:: Records to process ::

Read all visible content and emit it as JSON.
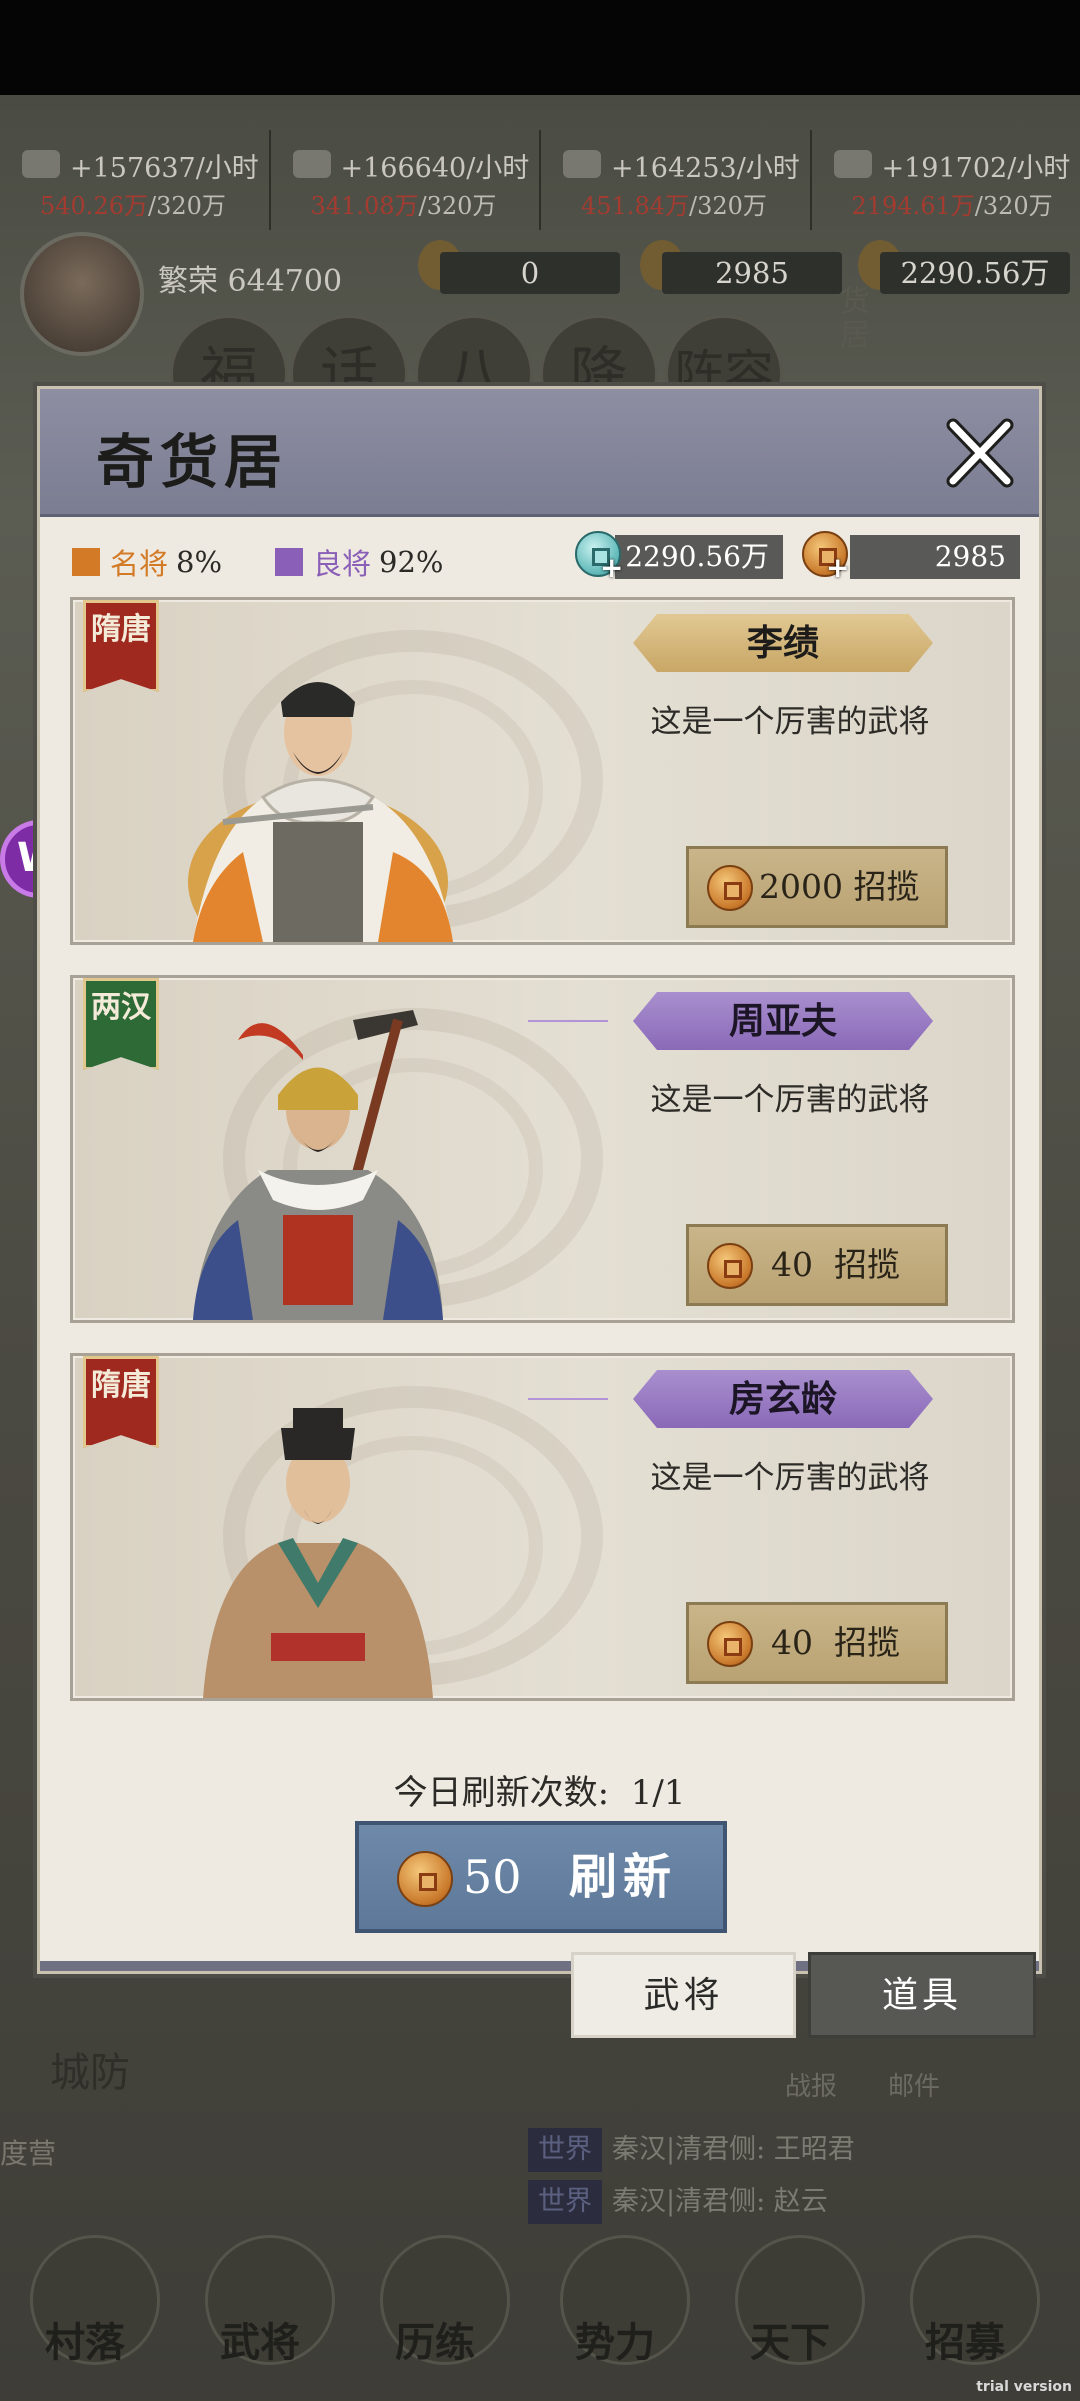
{
  "resources": [
    {
      "rate": "+157637/小时",
      "current": "540.26万",
      "cap": "/320万"
    },
    {
      "rate": "+166640/小时",
      "current": "341.08万",
      "cap": "/320万"
    },
    {
      "rate": "+164253/小时",
      "current": "451.84万",
      "cap": "/320万"
    },
    {
      "rate": "+191702/小时",
      "current": "2194.61万",
      "cap": "/320万"
    }
  ],
  "player": {
    "prosperity_label": "繁荣",
    "prosperity_value": "644700",
    "stat_a": "0",
    "stat_b": "2985",
    "stat_c": "2290.56万"
  },
  "bg_buttons": [
    "福",
    "话",
    "八",
    "降",
    "阵容"
  ],
  "bg_nav": [
    "村落",
    "武将",
    "历练",
    "势力",
    "天下",
    "招募"
  ],
  "bg_misc": {
    "chengfang": "城防",
    "duying": "度营",
    "zhanbao": "战报",
    "youjian": "邮件",
    "huoju": "货居"
  },
  "chat": [
    {
      "tag": "世界",
      "text": "秦汉|清君侧: 王昭君"
    },
    {
      "tag": "世界",
      "text": "秦汉|清君侧: 赵云"
    }
  ],
  "modal": {
    "title": "奇货居",
    "legend_famous": "名将",
    "legend_famous_pct": "8%",
    "legend_good": "良将",
    "legend_good_pct": "92%",
    "currency_jade": "2290.56万",
    "currency_gold": "2985",
    "generals": [
      {
        "era": "隋唐",
        "name": "李绩",
        "desc": "这是一个厉害的武将",
        "cost": "2000",
        "action": "招揽",
        "tier": "gold"
      },
      {
        "era": "两汉",
        "name": "周亚夫",
        "desc": "这是一个厉害的武将",
        "cost": "40",
        "action": "招揽",
        "tier": "purple"
      },
      {
        "era": "隋唐",
        "name": "房玄龄",
        "desc": "这是一个厉害的武将",
        "cost": "40",
        "action": "招揽",
        "tier": "purple"
      }
    ],
    "refresh_label": "今日刷新次数:",
    "refresh_count": "1/1",
    "refresh_cost": "50",
    "refresh_action": "刷新",
    "tabs": [
      "武将",
      "道具"
    ]
  },
  "colors": {
    "famous": "#d37a26",
    "good": "#8a5fb8",
    "header": "#7f8196",
    "refresh_button": "#6480a0"
  },
  "watermark": "trial version"
}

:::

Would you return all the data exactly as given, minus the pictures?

→ **Task answer**
Read all visible content and emit it as JSON.
{
  "resources": [
    {
      "rate": "+157637/小时",
      "current": "540.26万",
      "cap": "/320万"
    },
    {
      "rate": "+166640/小时",
      "current": "341.08万",
      "cap": "/320万"
    },
    {
      "rate": "+164253/小时",
      "current": "451.84万",
      "cap": "/320万"
    },
    {
      "rate": "+191702/小时",
      "current": "2194.61万",
      "cap": "/320万"
    }
  ],
  "player": {
    "prosperity_label": "繁荣",
    "prosperity_value": "644700",
    "stat_a": "0",
    "stat_b": "2985",
    "stat_c": "2290.56万"
  },
  "bg_buttons": [
    "福",
    "话",
    "八",
    "降",
    "阵容"
  ],
  "bg_nav": [
    "村落",
    "武将",
    "历练",
    "势力",
    "天下",
    "招募"
  ],
  "bg_misc": {
    "chengfang": "城防",
    "duying": "度营",
    "zhanbao": "战报",
    "youjian": "邮件",
    "huoju": "货居"
  },
  "chat": [
    {
      "tag": "世界",
      "text": "秦汉|清君侧: 王昭君"
    },
    {
      "tag": "世界",
      "text": "秦汉|清君侧: 赵云"
    }
  ],
  "modal": {
    "title": "奇货居",
    "legend_famous": "名将",
    "legend_famous_pct": "8%",
    "legend_good": "良将",
    "legend_good_pct": "92%",
    "currency_jade": "2290.56万",
    "currency_gold": "2985",
    "generals": [
      {
        "era": "隋唐",
        "name": "李绩",
        "desc": "这是一个厉害的武将",
        "cost": "2000",
        "action": "招揽",
        "tier": "gold"
      },
      {
        "era": "两汉",
        "name": "周亚夫",
        "desc": "这是一个厉害的武将",
        "cost": "40",
        "action": "招揽",
        "tier": "purple"
      },
      {
        "era": "隋唐",
        "name": "房玄龄",
        "desc": "这是一个厉害的武将",
        "cost": "40",
        "action": "招揽",
        "tier": "purple"
      }
    ],
    "refresh_label": "今日刷新次数:",
    "refresh_count": "1/1",
    "refresh_cost": "50",
    "refresh_action": "刷新",
    "tabs": [
      "武将",
      "道具"
    ]
  },
  "colors": {
    "famous": "#d37a26",
    "good": "#8a5fb8",
    "header": "#7f8196",
    "refresh_button": "#6480a0"
  },
  "watermark": "trial version"
}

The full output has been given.